Impeachment is a drastic remedy which is demonstrated by the amount of time and effort that must go in to its pursuit by Congress. But it’s also an important measure to be taken in situations where the office holder is presenting a danger to the country. Our Founders were extremely concerned about foreign nations having any influence upon our nation’s governance. And this makes sense when you consider that they had just fought to free themselves from England. But they also had to be concerned about other nations such as France and Spain who also looked at our nation as a possible addition to their own interests. The Framers had potentially hostile governments all around them at a very fragile time for the nation so it is no surprise that they took steps to make sure that if a government official fell under the influence of another nation, that official could be removed to protect us all. That is why the Founders put in Article I, Section 9, Clause 8, the Emoluments Clause (emoluments are profits of some type), which indicates that “[n]o Title of Nobility shall be granted by the United States: And no Person holding any office of Profit or Trust under them, shall, without the Consent of the Congress, accept of any present, Emolument, Office, or Title, of any kind whatever, from any King, Prince, or foreign state.” Similarly, they did not want those entrusted with public offices to use their positions to enrich themselves or others. Our Founders wanted to make sure that anyone exerting the authority and power of the United States was acting solely for the benefit of the United States, not for themselves, or another nation, or even their own political party. Of late, this process has become extremely political, so much that information which we might take in and accept under different circumstances may be disregarded because of who we are talking about, not the Office we are talking about.
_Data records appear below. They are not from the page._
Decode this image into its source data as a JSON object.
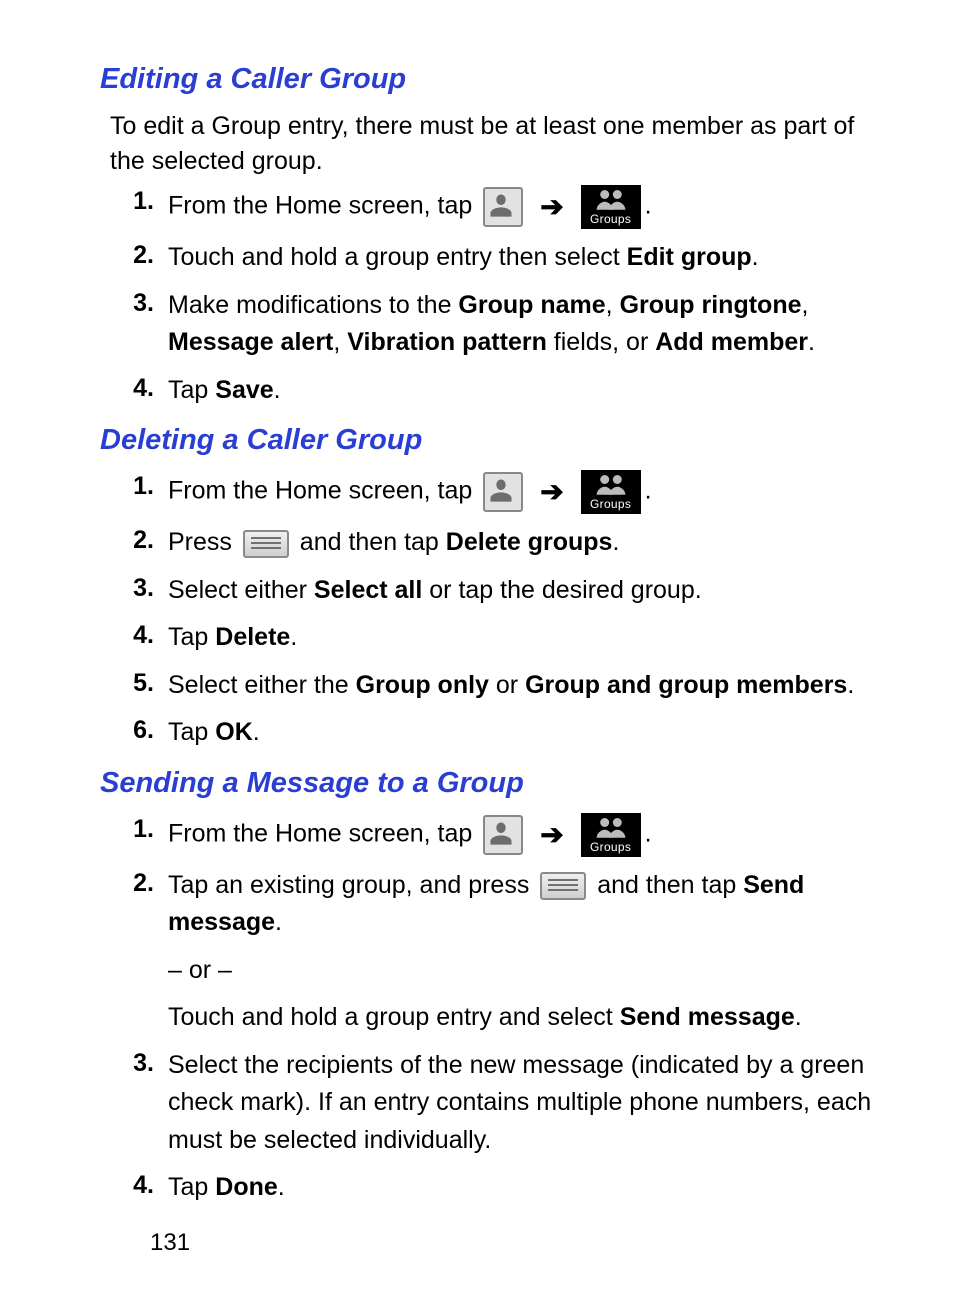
{
  "pageNumber": "131",
  "groupsLabel": "Groups",
  "sections": {
    "edit": {
      "heading": "Editing a Caller Group",
      "intro": "To edit a Group entry, there must be at least one member as part of the selected group.",
      "step1_pre": "From the Home screen, tap ",
      "step2_a": "Touch and hold a group entry then select ",
      "step2_b": "Edit group",
      "step3_a": "Make modifications to the ",
      "step3_b": "Group name",
      "step3_c": ", ",
      "step3_d": "Group ringtone",
      "step3_e": ", ",
      "step3_f": "Message alert",
      "step3_g": ", ",
      "step3_h": "Vibration pattern",
      "step3_i": " fields, or ",
      "step3_j": "Add member",
      "step4_a": "Tap ",
      "step4_b": "Save"
    },
    "delete": {
      "heading": "Deleting a Caller Group",
      "step1_pre": "From the Home screen, tap ",
      "step2_a": "Press ",
      "step2_b": " and then tap ",
      "step2_c": "Delete groups",
      "step3_a": "Select either ",
      "step3_b": "Select all",
      "step3_c": " or tap the desired group.",
      "step4_a": "Tap ",
      "step4_b": "Delete",
      "step5_a": "Select either the ",
      "step5_b": "Group only",
      "step5_c": " or ",
      "step5_d": "Group and group members",
      "step6_a": "Tap ",
      "step6_b": "OK"
    },
    "send": {
      "heading": "Sending a Message to a Group",
      "step1_pre": "From the Home screen, tap ",
      "step2_a": "Tap an existing group, and press ",
      "step2_b": " and then tap ",
      "step2_c": "Send message",
      "step2_or": "– or –",
      "step2_d": "Touch and hold a group entry and select ",
      "step2_e": "Send message",
      "step3": "Select the recipients of the new message (indicated by a green check mark). If an entry contains multiple phone numbers, each must be selected individually.",
      "step4_a": "Tap ",
      "step4_b": "Done"
    }
  }
}
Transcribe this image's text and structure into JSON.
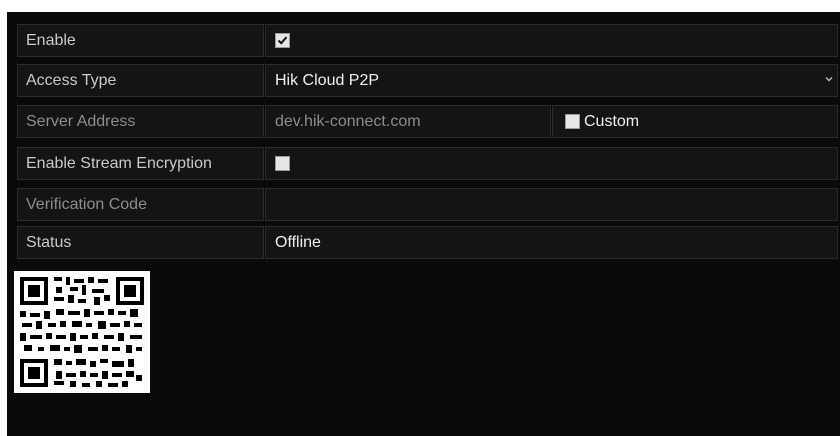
{
  "form": {
    "enable": {
      "label": "Enable",
      "checked": true
    },
    "access_type": {
      "label": "Access Type",
      "value": "Hik Cloud P2P"
    },
    "server_address": {
      "label": "Server Address",
      "value": "dev.hik-connect.com",
      "custom_label": "Custom",
      "custom_checked": false
    },
    "stream_encryption": {
      "label": "Enable Stream Encryption",
      "checked": false
    },
    "verification_code": {
      "label": "Verification Code",
      "value": ""
    },
    "status": {
      "label": "Status",
      "value": "Offline"
    }
  },
  "icons": {
    "dropdown": "chevron-down-icon",
    "qr": "qr-code-icon"
  },
  "colors": {
    "background": "#0a0a0a",
    "cell": "#141414",
    "text": "#f0f0f0",
    "label": "#c9c9c9",
    "disabled": "#8d8d8d"
  }
}
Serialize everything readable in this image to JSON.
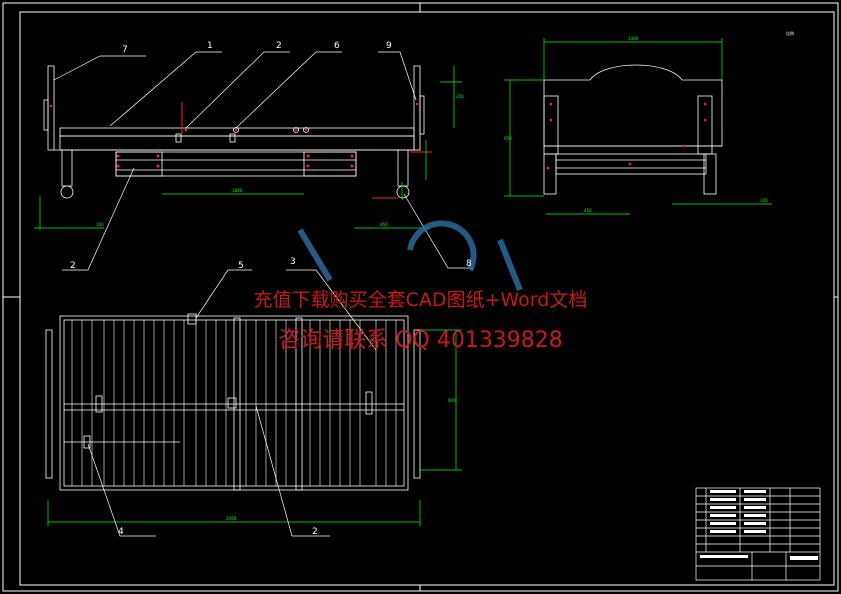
{
  "watermark": {
    "line1": "充值下载购买全套CAD图纸+Word文档",
    "line2": "咨询请联系 QQ 401339828",
    "color": "#c81818"
  },
  "balloons": [
    "7",
    "1",
    "2",
    "6",
    "9",
    "2",
    "5",
    "3",
    "8",
    "4",
    "2"
  ],
  "colors": {
    "background": "#000000",
    "outline": "#ffffff",
    "dimension": "#00ff00",
    "marker": "#ff2020",
    "watermark_logo": "#2a6a9a"
  }
}
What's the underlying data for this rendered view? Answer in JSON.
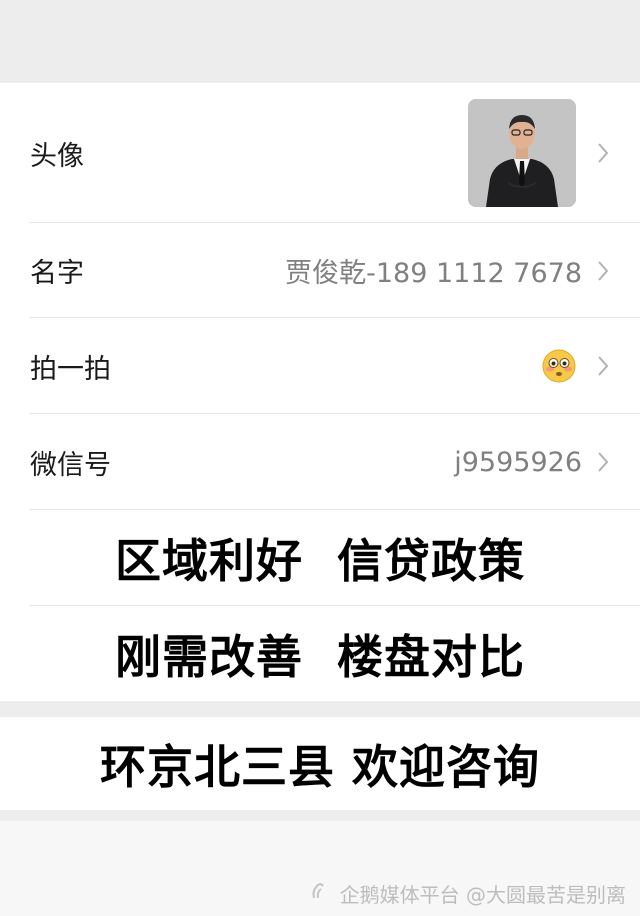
{
  "profile": {
    "avatar_label": "头像",
    "name_label": "名字",
    "name_value": "贾俊乾-189 1112 7678",
    "pat_label": "拍一拍",
    "pat_icon": "flushed-face-emoji-icon",
    "wechat_label": "微信号",
    "wechat_value": "j9595926",
    "chevron_icon": "chevron-right-icon"
  },
  "banners": {
    "line1": "区域利好  信贷政策",
    "line2": "刚需改善  楼盘对比",
    "line3": "环京北三县 欢迎咨询"
  },
  "watermark": {
    "text": "企鹅媒体平台 @大圆最苦是别离",
    "icon": "penguin-media-icon"
  }
}
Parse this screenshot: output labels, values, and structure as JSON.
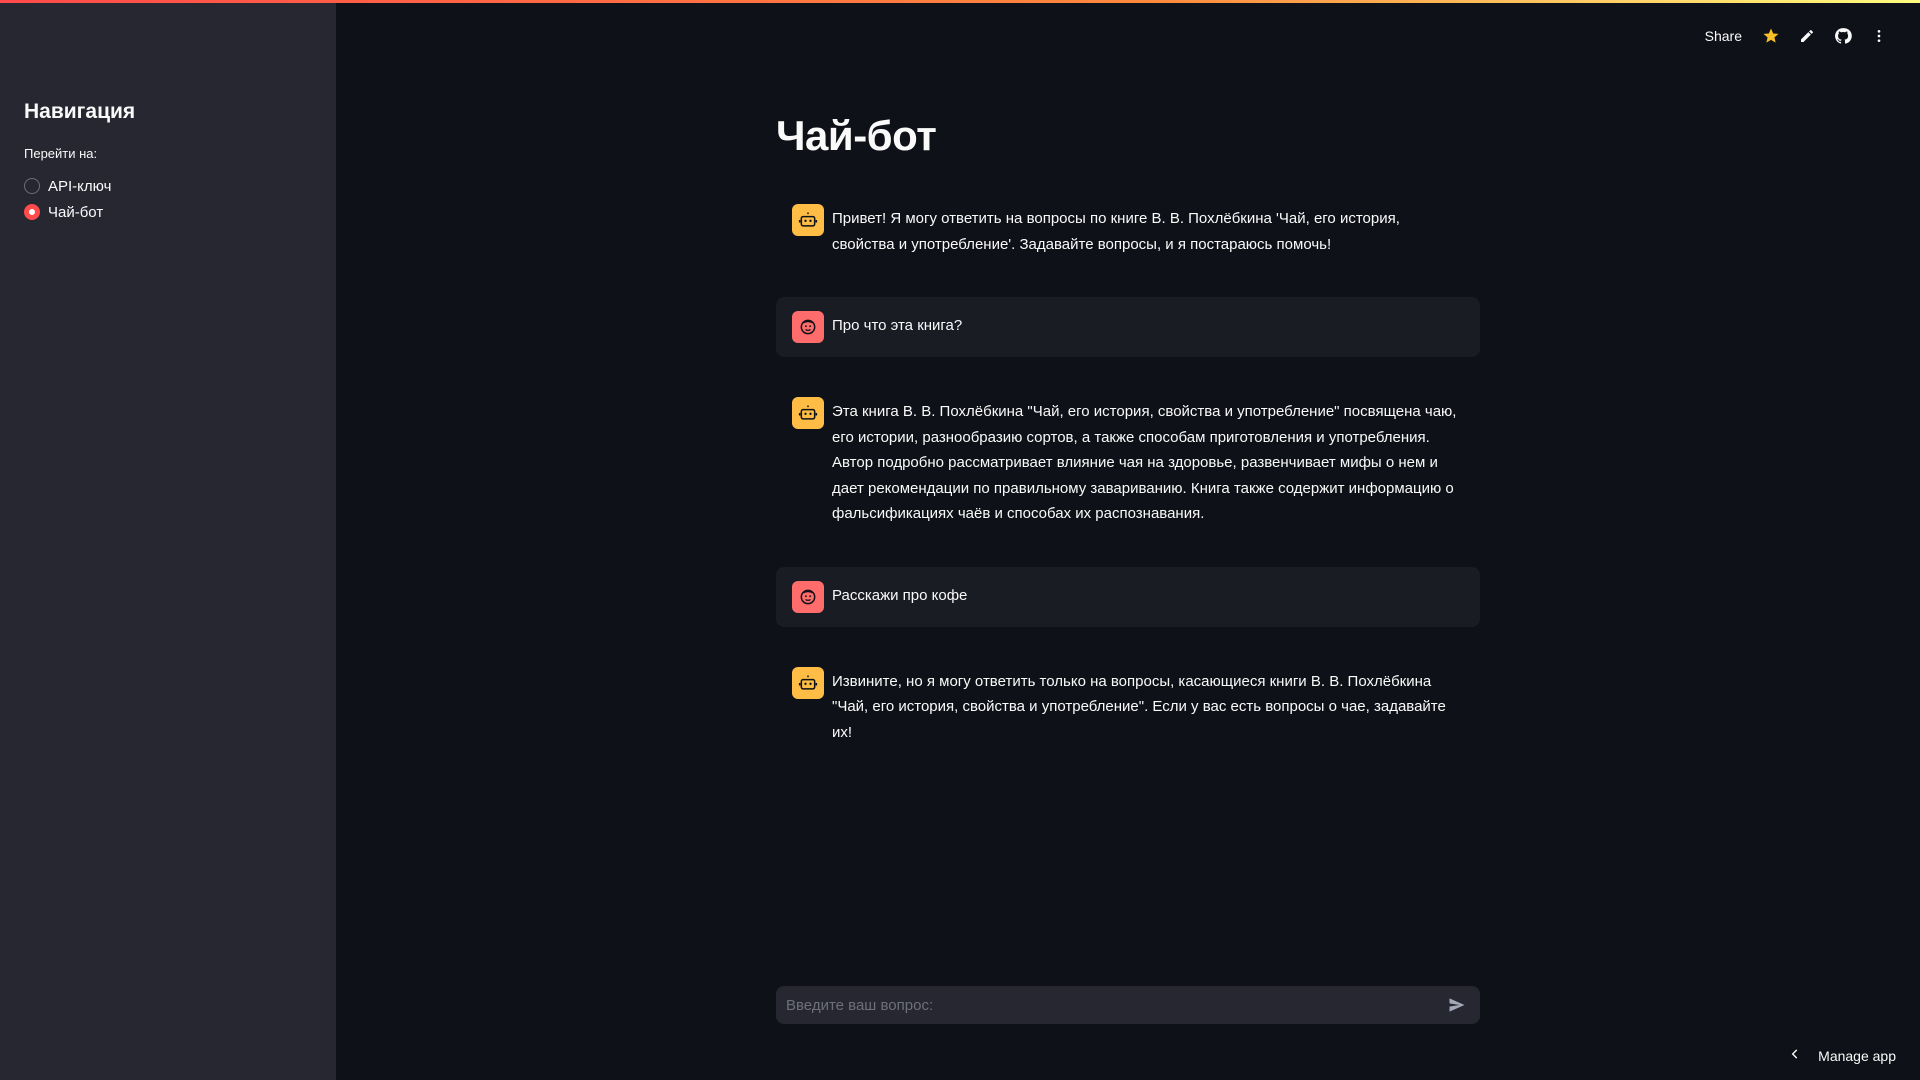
{
  "sidebar": {
    "title": "Навигация",
    "radio_label": "Перейти на:",
    "options": [
      {
        "label": "API-ключ",
        "selected": false
      },
      {
        "label": "Чай-бот",
        "selected": true
      }
    ]
  },
  "toolbar": {
    "share_label": "Share",
    "icons": [
      "star-icon",
      "edit-icon",
      "github-icon",
      "more-vertical-icon"
    ]
  },
  "main": {
    "title": "Чай-бот",
    "messages": [
      {
        "role": "assistant",
        "text": "Привет! Я могу ответить на вопросы по книге В. В. Похлёбкина 'Чай, его история, свойства и употребление'. Задавайте вопросы, и я постараюсь помочь!"
      },
      {
        "role": "user",
        "text": "Про что эта книга?"
      },
      {
        "role": "assistant",
        "text": "Эта книга В. В. Похлёбкина \"Чай, его история, свойства и употребление\" посвящена чаю, его истории, разнообразию сортов, а также способам приготовления и употребления. Автор подробно рассматривает влияние чая на здоровье, развенчивает мифы о нем и дает рекомендации по правильному завариванию. Книга также содержит информацию о фальсификациях чаёв и способах их распознавания."
      },
      {
        "role": "user",
        "text": "Расскажи про кофе"
      },
      {
        "role": "assistant",
        "text": "Извините, но я могу ответить только на вопросы, касающиеся книги В. В. Похлёбкина \"Чай, его история, свойства и употребление\". Если у вас есть вопросы о чае, задавайте их!"
      }
    ]
  },
  "chat_input": {
    "placeholder": "Введите ваш вопрос:",
    "value": ""
  },
  "footer": {
    "manage_label": "Manage app"
  },
  "colors": {
    "accent": "#ff4b4b",
    "bot_avatar": "#ffbd45",
    "user_avatar": "#ff6c6c",
    "background": "#0e1117",
    "sidebar": "#262730"
  }
}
One way to check your own impartiality (and it seems this would apply to both Republicans and Democrats) is to ask yourself this: If these allegations were made against President Obama, would I have agreed with Impeachment and Removal? It seems to me that our elected officials should be able to be honest enough with themselves and us in answering that simple question, and if they can’t be impartial, they shouldn’t be participating in any capacity in this process.